:: Try it ::
Scan the material below for the string "header", and copy every line where it shows up.

=== Section Start ===

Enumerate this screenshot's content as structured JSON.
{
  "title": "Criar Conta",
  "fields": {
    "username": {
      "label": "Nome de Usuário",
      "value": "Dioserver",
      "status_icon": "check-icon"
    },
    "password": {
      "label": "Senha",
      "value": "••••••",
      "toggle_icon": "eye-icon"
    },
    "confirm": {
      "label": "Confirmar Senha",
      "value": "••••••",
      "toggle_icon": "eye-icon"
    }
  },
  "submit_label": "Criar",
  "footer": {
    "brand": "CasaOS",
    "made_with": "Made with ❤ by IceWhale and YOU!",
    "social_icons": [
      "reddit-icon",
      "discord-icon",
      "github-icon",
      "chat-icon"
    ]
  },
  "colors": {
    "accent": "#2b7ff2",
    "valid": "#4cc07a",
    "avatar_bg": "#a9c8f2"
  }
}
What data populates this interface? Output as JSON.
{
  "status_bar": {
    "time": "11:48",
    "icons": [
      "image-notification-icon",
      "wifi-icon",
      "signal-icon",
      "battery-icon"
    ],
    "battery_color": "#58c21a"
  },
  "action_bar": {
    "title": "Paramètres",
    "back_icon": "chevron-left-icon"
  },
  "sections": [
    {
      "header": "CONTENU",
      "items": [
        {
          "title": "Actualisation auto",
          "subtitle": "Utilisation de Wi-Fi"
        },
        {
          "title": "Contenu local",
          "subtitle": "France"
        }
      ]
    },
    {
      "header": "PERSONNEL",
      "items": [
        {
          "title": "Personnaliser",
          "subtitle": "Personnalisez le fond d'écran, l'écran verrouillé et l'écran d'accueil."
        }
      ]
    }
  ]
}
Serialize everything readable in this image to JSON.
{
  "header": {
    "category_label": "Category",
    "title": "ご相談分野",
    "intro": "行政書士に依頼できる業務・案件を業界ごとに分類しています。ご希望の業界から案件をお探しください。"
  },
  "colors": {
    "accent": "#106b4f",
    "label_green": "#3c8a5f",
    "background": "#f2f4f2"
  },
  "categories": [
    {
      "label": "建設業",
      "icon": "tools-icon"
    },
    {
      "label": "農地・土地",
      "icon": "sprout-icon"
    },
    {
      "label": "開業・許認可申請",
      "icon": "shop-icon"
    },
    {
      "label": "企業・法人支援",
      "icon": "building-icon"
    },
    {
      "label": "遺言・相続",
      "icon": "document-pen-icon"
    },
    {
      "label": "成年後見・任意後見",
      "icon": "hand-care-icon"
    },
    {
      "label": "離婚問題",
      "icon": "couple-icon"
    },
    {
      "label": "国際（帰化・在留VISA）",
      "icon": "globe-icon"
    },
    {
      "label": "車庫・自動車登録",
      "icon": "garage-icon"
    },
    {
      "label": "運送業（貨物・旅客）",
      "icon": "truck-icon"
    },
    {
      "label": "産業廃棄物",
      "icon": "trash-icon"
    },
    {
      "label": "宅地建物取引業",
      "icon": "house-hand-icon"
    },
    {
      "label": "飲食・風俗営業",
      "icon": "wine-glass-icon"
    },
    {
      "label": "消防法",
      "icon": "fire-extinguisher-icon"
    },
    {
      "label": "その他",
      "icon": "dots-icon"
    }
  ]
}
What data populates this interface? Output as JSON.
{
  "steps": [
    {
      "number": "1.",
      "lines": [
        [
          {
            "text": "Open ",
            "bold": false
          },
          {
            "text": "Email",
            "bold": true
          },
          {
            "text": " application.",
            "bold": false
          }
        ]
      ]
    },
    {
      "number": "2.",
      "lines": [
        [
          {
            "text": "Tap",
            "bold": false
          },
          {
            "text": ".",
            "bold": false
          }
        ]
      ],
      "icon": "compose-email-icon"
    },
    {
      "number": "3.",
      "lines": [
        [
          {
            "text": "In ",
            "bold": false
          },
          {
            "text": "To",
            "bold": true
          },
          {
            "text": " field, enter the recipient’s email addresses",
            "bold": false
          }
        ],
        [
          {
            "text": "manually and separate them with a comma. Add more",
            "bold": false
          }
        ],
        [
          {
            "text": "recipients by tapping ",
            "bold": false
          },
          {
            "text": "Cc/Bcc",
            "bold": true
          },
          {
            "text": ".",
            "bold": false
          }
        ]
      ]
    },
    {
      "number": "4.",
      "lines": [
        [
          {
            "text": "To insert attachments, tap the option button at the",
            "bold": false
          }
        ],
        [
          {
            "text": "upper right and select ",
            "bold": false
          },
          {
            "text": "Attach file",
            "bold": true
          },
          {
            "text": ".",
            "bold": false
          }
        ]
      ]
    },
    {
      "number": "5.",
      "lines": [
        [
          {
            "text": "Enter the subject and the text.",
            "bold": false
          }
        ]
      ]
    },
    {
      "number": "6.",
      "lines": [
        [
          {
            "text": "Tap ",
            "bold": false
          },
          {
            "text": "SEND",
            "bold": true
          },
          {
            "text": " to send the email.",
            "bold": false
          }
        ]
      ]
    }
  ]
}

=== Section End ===

:: Exercise solution ::
      "header": "CONTENU",
      "header": "PERSONNEL",
  "header": {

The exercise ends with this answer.